- Exercise goal -
Please repeat each entry. Match every word exactly.

- Data to process -
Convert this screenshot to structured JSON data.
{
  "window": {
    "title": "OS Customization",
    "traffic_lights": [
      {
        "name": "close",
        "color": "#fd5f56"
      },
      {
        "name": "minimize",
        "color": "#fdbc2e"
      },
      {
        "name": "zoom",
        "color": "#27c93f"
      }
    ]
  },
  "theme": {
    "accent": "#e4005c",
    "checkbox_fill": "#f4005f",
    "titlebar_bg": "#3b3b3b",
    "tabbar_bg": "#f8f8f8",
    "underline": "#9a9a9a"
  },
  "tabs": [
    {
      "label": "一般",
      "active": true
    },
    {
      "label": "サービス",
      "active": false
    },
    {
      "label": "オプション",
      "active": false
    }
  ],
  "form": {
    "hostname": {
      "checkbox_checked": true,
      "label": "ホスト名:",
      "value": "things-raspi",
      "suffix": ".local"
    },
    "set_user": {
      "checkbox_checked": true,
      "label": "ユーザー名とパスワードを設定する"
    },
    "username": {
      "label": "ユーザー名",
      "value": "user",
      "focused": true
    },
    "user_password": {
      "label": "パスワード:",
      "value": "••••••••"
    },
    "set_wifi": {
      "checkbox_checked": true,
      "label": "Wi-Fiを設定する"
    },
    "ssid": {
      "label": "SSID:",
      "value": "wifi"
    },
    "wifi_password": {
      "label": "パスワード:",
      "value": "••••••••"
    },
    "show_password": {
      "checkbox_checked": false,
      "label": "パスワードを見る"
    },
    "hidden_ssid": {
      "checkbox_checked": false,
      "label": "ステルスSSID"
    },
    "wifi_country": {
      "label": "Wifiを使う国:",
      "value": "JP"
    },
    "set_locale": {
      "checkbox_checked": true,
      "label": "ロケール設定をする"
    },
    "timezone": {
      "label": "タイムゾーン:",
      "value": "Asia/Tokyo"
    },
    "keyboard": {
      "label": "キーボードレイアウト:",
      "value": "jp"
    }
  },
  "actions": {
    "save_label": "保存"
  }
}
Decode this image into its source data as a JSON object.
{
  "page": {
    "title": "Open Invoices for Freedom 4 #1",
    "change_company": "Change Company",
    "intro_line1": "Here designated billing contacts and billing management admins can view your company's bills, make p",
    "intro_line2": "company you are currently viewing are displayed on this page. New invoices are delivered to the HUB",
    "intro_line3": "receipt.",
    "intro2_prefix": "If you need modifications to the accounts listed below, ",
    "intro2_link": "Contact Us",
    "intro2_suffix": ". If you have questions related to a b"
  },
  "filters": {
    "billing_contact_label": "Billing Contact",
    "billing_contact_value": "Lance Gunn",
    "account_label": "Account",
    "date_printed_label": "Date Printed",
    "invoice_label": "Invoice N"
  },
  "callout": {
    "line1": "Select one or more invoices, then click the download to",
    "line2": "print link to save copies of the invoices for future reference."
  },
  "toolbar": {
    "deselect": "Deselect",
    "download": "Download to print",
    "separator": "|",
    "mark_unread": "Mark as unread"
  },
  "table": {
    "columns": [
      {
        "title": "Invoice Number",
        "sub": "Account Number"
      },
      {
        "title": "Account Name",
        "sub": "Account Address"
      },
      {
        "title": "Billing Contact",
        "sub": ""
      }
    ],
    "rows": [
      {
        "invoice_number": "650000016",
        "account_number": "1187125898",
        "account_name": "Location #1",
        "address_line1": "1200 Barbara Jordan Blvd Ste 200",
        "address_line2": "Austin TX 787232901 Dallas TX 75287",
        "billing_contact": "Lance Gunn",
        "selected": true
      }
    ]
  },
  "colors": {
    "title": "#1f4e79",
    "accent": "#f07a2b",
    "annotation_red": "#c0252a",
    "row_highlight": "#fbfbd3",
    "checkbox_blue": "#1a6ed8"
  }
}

- Reply to the task -
Convert this screenshot to structured JSON data.
{
  "window": {
    "title": "OS Customization",
    "traffic_lights": [
      {
        "name": "close",
        "color": "#fd5f56"
      },
      {
        "name": "minimize",
        "color": "#fdbc2e"
      },
      {
        "name": "zoom",
        "color": "#27c93f"
      }
    ]
  },
  "theme": {
    "accent": "#e4005c",
    "checkbox_fill": "#f4005f",
    "titlebar_bg": "#3b3b3b",
    "tabbar_bg": "#f8f8f8",
    "underline": "#9a9a9a"
  },
  "tabs": [
    {
      "label": "一般",
      "active": true
    },
    {
      "label": "サービス",
      "active": false
    },
    {
      "label": "オプション",
      "active": false
    }
  ],
  "form": {
    "hostname": {
      "checkbox_checked": true,
      "label": "ホスト名:",
      "value": "things-raspi",
      "suffix": ".local"
    },
    "set_user": {
      "checkbox_checked": true,
      "label": "ユーザー名とパスワードを設定する"
    },
    "username": {
      "label": "ユーザー名",
      "value": "user",
      "focused": true
    },
    "user_password": {
      "label": "パスワード:",
      "value": "••••••••"
    },
    "set_wifi": {
      "checkbox_checked": true,
      "label": "Wi-Fiを設定する"
    },
    "ssid": {
      "label": "SSID:",
      "value": "wifi"
    },
    "wifi_password": {
      "label": "パスワード:",
      "value": "••••••••"
    },
    "show_password": {
      "checkbox_checked": false,
      "label": "パスワードを見る"
    },
    "hidden_ssid": {
      "checkbox_checked": false,
      "label": "ステルスSSID"
    },
    "wifi_country": {
      "label": "Wifiを使う国:",
      "value": "JP"
    },
    "set_locale": {
      "checkbox_checked": true,
      "label": "ロケール設定をする"
    },
    "timezone": {
      "label": "タイムゾーン:",
      "value": "Asia/Tokyo"
    },
    "keyboard": {
      "label": "キーボードレイアウト:",
      "value": "jp"
    }
  },
  "actions": {
    "save_label": "保存"
  }
}
Decode this image into its source data as a JSON object.
{
  "page": {
    "title": "Open Invoices for Freedom 4 #1",
    "change_company": "Change Company",
    "intro_line1": "Here designated billing contacts and billing management admins can view your company's bills, make p",
    "intro_line2": "company you are currently viewing are displayed on this page. New invoices are delivered to the HUB",
    "intro_line3": "receipt.",
    "intro2_prefix": "If you need modifications to the accounts listed below, ",
    "intro2_link": "Contact Us",
    "intro2_suffix": ". If you have questions related to a b"
  },
  "filters": {
    "billing_contact_label": "Billing Contact",
    "billing_contact_value": "Lance Gunn",
    "account_label": "Account",
    "date_printed_label": "Date Printed",
    "invoice_label": "Invoice N"
  },
  "callout": {
    "line1": "Select one or more invoices, then click the download to",
    "line2": "print link to save copies of the invoices for future reference."
  },
  "toolbar": {
    "deselect": "Deselect",
    "download": "Download to print",
    "separator": "|",
    "mark_unread": "Mark as unread"
  },
  "table": {
    "columns": [
      {
        "title": "Invoice Number",
        "sub": "Account Number"
      },
      {
        "title": "Account Name",
        "sub": "Account Address"
      },
      {
        "title": "Billing Contact",
        "sub": ""
      }
    ],
    "rows": [
      {
        "invoice_number": "650000016",
        "account_number": "1187125898",
        "account_name": "Location #1",
        "address_line1": "1200 Barbara Jordan Blvd Ste 200",
        "address_line2": "Austin TX 787232901 Dallas TX 75287",
        "billing_contact": "Lance Gunn",
        "selected": true
      }
    ]
  },
  "colors": {
    "title": "#1f4e79",
    "accent": "#f07a2b",
    "annotation_red": "#c0252a",
    "row_highlight": "#fbfbd3",
    "checkbox_blue": "#1a6ed8"
  }
}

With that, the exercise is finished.